And what's the cost of starting the project now with Next 12? "We know we will be taking on technical debt--we'll have to rewrite parts of the code when the new version comes out."

You're always going to need to rewrite parts of the code. Get over it.

The Fallacy of Writing It Once

Here's a fact: things change. Technologies will grow and evolve. Platforms will emerge, platforms will go away. Languages will be new, mainstream, then legacy. Frameworks... well, we all know the lifecyle of the Javascript framework closely resembles that of the fruit fly. The point is, the things we use to build applications are in a constant state of evolution and change.

And even, if by some miracle, the development world (particularly the open-source part of it) were to suddenly stand up, declare "We're finished! It's all done! There's nothing new to add!", the business world doesn't. New competitors, new businesses, new ideas, new partners, new everything means that as soon as you ship, your legacy begins.

Michael Feathers is quoted as saying that legacy code is any code which is untestable; personally I think that legacy code is any code that's been deployed. It's all legacy code; the key question is how much "legacy" are we talking?

Or, in other words, what's the technical debt for this particular release?

Technical Debt is not Always Bad

We developers have come to regard technical debt as universally bad--there are some who will be quick to point out that ANY amount of technical debt is bad and therefore to be avoided like the plague. This is, in many respects, the implicit heart of what Cory's tweeting about above: "I know that migrating from Next 12 to Next 13 will require change, which means you will begin your project with technical debt even from the first line of code. Therefore, I cannot in good conscience recommend a path that incurs technical debt."

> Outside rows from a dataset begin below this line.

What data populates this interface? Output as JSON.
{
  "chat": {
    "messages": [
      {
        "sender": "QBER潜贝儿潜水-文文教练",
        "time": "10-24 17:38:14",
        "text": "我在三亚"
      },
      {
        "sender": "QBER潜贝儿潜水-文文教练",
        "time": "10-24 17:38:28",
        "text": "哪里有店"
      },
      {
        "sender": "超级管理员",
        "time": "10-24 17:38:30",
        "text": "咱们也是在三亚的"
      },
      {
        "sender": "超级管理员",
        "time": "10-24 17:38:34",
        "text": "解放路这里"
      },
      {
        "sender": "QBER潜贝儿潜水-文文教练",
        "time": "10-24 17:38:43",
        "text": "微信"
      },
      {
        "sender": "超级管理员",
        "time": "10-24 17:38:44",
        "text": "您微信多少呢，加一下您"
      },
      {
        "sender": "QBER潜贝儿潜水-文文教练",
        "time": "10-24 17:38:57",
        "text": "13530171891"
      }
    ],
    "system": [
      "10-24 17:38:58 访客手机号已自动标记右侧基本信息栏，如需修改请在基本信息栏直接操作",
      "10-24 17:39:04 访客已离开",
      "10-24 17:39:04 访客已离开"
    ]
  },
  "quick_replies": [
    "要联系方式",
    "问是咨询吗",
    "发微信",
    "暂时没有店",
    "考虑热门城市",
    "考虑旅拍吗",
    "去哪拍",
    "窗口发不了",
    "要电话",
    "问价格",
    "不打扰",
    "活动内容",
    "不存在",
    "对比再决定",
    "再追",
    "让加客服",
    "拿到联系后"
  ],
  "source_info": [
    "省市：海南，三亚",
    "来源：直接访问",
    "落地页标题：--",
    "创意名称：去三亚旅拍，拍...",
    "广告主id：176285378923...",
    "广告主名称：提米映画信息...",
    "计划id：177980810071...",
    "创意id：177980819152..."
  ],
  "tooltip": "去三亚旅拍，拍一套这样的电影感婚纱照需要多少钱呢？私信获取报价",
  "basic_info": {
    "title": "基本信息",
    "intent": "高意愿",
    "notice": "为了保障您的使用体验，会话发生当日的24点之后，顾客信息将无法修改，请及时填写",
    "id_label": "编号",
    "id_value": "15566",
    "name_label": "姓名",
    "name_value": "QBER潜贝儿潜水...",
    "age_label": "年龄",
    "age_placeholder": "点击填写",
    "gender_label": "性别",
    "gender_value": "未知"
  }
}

This is silly--every project starts with technical debt, and it's my assertion that you cannot build software without incurring technical debt. Some debt you won't discover until later in the project, but it's a fallacy to assume that any deployed software--even "Hello world!"--has no technical debt. There's always something.

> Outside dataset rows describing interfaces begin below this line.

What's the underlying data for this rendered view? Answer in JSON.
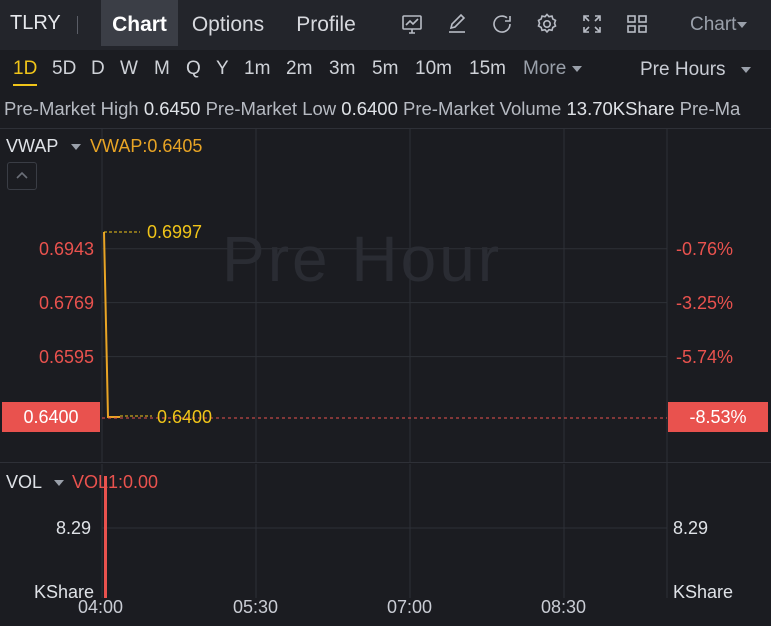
{
  "header": {
    "ticker": "TLRY",
    "tabs": [
      {
        "label": "Chart",
        "active": true
      },
      {
        "label": "Options",
        "active": false
      },
      {
        "label": "Profile",
        "active": false
      }
    ],
    "tool_icons": [
      "chart-type-icon",
      "draw-pen-icon",
      "refresh-icon",
      "settings-gear-icon",
      "fullscreen-icon",
      "grid-layout-icon"
    ],
    "chart_menu": "Chart"
  },
  "intervals": {
    "items": [
      "1D",
      "5D",
      "D",
      "W",
      "M",
      "Q",
      "Y",
      "1m",
      "2m",
      "3m",
      "5m",
      "10m",
      "15m",
      "More"
    ],
    "active": "1D",
    "session": "Pre Hours"
  },
  "stats": [
    {
      "label": "Pre-Market High",
      "value": "0.6450"
    },
    {
      "label": "Pre-Market Low",
      "value": "0.6400"
    },
    {
      "label": "Pre-Market Volume",
      "value": "13.70KShare"
    },
    {
      "label": "Pre-Ma",
      "value": ""
    }
  ],
  "indicator": {
    "name": "VWAP",
    "value_text": "VWAP:0.6405"
  },
  "watermark": "Pre Hour",
  "volume": {
    "name": "VOL",
    "value_text": "VOL1:0.00",
    "tick": "8.29",
    "unit": "KShare"
  },
  "colors": {
    "accent": "#f0c419",
    "down": "#e9524e",
    "vwap": "#e8a425",
    "background": "#1b1c21"
  },
  "chart_data": {
    "type": "line",
    "price_axis_left": [
      "0.6943",
      "0.6769",
      "0.6595",
      "0.6400"
    ],
    "price_axis_right": [
      "-0.76%",
      "-3.25%",
      "-5.74%",
      "-8.53%"
    ],
    "last_price": "0.6400",
    "last_change": "-8.53%",
    "high_marker": "0.6997",
    "low_marker": "0.6400",
    "x_ticks": [
      "04:00",
      "05:30",
      "07:00",
      "08:30"
    ],
    "ylim": [
      0.64,
      0.6997
    ],
    "series": [
      {
        "name": "VWAP",
        "values": [
          0.6997,
          0.64,
          0.64
        ]
      }
    ],
    "volume": {
      "ylim": [
        0,
        8.29
      ],
      "values": [
        8.29
      ]
    },
    "grid": true
  }
}
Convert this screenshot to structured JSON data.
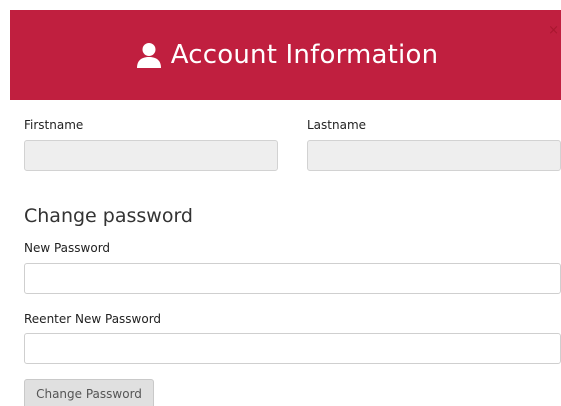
{
  "header": {
    "icon": "user-icon",
    "title": "Account Information",
    "close": "×",
    "color": "#c01f3f"
  },
  "profile": {
    "firstname_label": "Firstname",
    "firstname_value": "",
    "lastname_label": "Lastname",
    "lastname_value": ""
  },
  "password": {
    "section_title": "Change password",
    "new_label": "New Password",
    "new_value": "",
    "reenter_label": "Reenter New Password",
    "reenter_value": "",
    "submit_label": "Change Password"
  }
}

And in the words of eXtreme Programming and the agile movement that followed it, "embrace change".

A Use-Now, Upgrade-Later Strategy

To Cory, I would say this: Go ahead and use Next 12. Even if you end up having to rewrite a significant chunk of the code, it's a known tech debt that you capture, document, and even perhaps start some parallel development against betas of Next 13 to make sure you're not coding/architecting yourself into a corner. But the show must go on, and so must the development, so use Next 12. Maybe consider some abstractions to hide the pivot points that the 12-to-13 migration will require. Maybe you find that 13 is more stable than you thought and you can embrace it even before it's shipped in a stable form. Any way you slice it, you are moving forward, a lot of code will be built that won't be affected by the migration, and you will even be able to ship something before Next 13 comes out.

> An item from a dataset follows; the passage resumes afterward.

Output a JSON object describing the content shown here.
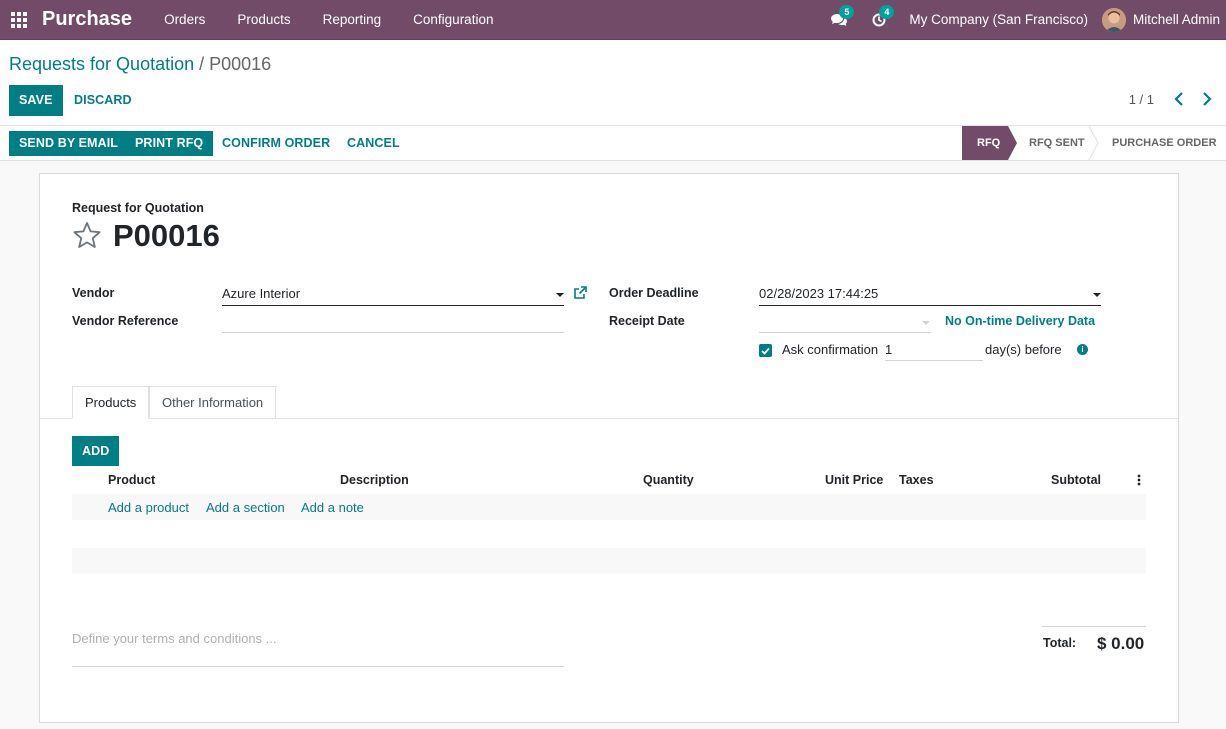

And if you find, during that parallel 13-based development track, that 13 isn't stable at all, and you want to wait until 14 or 15, you haven't crippled yourself by waiting.

But What About Alternatives?

"Hey, you're forgetting that we don't have to use Next! We could use...." Yes, you can, absolutely. But that takes the conversation into a different dimension: Should we use Next 12 or should we use (some competitor)? That's an entirely different question to what Cory was tweeting originally (v.N vs v.N+1). It's a fair one, but changes the basis of the conversation.

To be fair, it's not an unreasonable one--perhaps there's a close competitor that can do everything Next 12 can do. In which case it's a near-guarantee that you won't even need to think about upgrading to Next 13, which could very well be a win! Yay!

But to avoid using a thing at all because a new version of it is coming out soon... that's a mistake.

Tags: industry   management   architecture  

Last modified 01 March 2023